Share
Bishop Ring

Bishop ring interior
Image from Arik
Bishop ring interior

Giant rotating orbital habitat, built of woven diamondoid/buckyfibre cable; generally around 2000 km in diameter and 500 km deep, open to space so that air is retained through centrifugal motion (and a thin membrane).

When carbon nanotube buckyfibre cable became readily available through nanofacturing techniques, the size of rotating habitats could be increased considerably. The largest rotating habitats possible using this material can be somewhat more than one thousand kilometers in radius, depending on the mass of landscape included. In the Information Age Forrest Bishop proposed this design of ring-shaped, open ended habitat, with the atmosphere retained by centrifugal force and tall atmosphere walls.

Bishop Ring
Image from Steve Bowers
Rendell Bishop Ring

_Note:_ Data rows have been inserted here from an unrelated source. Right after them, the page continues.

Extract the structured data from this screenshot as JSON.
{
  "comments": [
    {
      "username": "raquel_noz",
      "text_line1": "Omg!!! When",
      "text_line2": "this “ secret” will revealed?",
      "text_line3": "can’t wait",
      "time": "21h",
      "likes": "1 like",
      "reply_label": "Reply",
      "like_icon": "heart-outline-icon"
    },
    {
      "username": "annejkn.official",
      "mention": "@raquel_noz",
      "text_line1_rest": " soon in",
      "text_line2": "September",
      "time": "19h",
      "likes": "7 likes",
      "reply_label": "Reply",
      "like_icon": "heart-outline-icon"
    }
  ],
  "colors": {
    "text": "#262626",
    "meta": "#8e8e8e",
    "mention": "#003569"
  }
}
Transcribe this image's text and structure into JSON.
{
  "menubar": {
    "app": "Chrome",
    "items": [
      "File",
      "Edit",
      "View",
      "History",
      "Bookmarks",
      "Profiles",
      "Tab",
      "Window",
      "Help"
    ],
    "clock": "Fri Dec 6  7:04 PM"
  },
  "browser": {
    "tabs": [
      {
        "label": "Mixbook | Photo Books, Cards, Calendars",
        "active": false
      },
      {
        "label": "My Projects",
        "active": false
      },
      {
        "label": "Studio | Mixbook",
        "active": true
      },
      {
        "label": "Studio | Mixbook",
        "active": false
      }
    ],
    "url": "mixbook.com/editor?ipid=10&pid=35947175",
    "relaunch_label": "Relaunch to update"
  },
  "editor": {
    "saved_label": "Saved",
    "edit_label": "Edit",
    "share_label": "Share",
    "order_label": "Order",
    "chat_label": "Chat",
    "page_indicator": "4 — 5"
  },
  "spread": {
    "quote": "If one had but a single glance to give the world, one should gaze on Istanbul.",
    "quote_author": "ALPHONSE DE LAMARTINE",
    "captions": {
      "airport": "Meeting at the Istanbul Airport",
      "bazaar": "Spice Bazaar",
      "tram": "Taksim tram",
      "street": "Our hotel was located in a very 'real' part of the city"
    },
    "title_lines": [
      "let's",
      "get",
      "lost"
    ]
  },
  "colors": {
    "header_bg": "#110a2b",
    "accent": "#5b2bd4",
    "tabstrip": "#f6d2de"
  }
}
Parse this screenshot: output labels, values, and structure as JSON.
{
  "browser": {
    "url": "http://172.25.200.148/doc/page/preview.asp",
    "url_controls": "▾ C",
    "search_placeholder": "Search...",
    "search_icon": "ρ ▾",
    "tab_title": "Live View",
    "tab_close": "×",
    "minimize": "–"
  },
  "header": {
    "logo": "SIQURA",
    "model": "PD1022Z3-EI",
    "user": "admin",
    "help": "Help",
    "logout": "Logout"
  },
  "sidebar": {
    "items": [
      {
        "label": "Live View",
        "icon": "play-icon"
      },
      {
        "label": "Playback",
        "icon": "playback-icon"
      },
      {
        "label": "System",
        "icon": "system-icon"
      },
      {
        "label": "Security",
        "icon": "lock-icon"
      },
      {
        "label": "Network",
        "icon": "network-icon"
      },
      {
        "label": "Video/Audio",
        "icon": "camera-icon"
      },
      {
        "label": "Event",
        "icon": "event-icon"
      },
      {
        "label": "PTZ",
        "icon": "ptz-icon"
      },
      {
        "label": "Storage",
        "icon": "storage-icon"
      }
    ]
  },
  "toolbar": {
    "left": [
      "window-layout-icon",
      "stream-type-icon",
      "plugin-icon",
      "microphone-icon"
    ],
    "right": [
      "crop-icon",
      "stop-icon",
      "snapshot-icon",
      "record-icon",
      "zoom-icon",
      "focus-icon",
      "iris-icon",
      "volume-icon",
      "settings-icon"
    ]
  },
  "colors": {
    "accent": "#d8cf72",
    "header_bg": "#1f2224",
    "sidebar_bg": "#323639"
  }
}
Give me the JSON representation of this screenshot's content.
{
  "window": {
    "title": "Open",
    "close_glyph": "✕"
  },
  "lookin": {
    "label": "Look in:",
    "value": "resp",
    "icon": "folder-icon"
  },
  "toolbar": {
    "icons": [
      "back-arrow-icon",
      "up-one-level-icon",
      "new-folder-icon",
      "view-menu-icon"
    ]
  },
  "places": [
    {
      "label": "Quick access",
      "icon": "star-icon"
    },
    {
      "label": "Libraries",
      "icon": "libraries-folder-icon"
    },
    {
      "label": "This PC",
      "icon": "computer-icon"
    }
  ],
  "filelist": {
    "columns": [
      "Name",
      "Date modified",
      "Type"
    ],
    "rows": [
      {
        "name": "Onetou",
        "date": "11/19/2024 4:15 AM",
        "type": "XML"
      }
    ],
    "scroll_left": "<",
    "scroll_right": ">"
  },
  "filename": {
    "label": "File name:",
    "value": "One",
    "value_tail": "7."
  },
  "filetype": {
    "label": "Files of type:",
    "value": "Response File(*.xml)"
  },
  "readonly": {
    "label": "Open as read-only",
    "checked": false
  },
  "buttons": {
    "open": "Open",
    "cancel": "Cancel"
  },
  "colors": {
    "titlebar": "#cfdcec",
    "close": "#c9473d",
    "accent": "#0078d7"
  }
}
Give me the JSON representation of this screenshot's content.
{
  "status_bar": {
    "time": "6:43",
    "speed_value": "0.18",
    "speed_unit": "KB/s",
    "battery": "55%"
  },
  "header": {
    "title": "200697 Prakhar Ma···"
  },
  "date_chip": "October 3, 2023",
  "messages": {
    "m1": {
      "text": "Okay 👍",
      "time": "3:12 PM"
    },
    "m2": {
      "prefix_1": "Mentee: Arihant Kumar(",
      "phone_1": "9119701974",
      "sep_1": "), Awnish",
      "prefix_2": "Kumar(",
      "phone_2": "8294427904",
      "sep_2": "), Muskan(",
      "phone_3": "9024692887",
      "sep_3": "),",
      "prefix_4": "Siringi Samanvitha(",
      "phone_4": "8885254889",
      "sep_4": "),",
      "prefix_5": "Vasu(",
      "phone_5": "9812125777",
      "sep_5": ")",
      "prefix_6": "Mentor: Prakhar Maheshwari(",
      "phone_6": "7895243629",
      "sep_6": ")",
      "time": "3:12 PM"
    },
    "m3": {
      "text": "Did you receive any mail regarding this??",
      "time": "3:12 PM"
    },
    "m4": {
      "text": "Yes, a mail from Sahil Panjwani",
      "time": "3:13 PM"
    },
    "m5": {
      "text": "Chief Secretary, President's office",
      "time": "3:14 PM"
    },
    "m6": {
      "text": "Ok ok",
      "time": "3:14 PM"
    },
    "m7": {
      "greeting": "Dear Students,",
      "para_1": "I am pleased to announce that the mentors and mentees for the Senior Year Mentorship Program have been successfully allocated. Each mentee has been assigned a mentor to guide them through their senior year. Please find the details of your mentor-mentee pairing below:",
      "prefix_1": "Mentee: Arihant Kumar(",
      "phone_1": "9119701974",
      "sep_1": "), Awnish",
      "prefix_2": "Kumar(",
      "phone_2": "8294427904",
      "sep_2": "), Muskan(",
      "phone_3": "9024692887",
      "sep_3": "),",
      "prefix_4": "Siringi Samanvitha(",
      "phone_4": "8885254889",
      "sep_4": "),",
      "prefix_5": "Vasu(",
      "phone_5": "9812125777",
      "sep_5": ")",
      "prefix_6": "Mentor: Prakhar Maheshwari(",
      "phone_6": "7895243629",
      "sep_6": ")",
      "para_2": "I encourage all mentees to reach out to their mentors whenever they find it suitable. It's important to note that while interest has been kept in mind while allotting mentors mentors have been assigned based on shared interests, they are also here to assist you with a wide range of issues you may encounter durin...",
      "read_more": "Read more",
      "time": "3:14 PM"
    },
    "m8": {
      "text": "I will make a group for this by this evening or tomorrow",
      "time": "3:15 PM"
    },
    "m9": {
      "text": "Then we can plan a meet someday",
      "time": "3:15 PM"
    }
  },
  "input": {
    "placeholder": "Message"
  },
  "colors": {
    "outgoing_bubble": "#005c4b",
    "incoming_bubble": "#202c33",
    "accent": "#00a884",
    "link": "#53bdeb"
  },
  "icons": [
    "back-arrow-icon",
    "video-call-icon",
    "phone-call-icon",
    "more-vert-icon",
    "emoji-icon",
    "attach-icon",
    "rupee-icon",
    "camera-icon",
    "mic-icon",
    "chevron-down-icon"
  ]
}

The ring is constructed from a coil or weave of carbon nanotube buckytube, generally about 2000km in diameter and from 100km to 500km long. This coil, or weave, is used to reinforce the main bulk of the ring, which holds atmosphere, soil, water, rocky substrate and habitations. In most versions of the Bishop Ring design, the bulk of the atmosphere is retained by a tall atmosphere wall ranging in height from 50km to 200km. Even 200km high walls are not high enough to prevent gradual atmosphere loss, so a thin transparent membrane or an airwall is used to cut atmospheric escape to negligible levels.

Generally the local star is permanently obscured from the point of view of someone standing on the ring-floor, to avoid constantly shifting illumination effects. This means the ring requires artificial lighting, generally provided by a central artificial sunlet called a luminaire. Power for this luminaire can be collected by photovoltaic cells on the outside of the ring; if the ring is distant from the star, the p-v arrays can be extended beyond the ring floor in both directions, and/or other sources of energy can be utilised.

One clade associated with the construction of Bishop Rings are the vac-spider species Hobo Sapiens, who can extrude a range of specialised buckyfibre filaments from their spinerettes.

 
Related Articles
 
Appears in Topics
 
Development Notes
Text by M. Alan Kazlev, Todd Drashner and Steve Bowers

Initially published on 08 October 2001.



Forrest Bishop's original concept can be found here.

A paper on the illumination of Bishop Rings using luminaires can be found here (pdf file).
 
 
>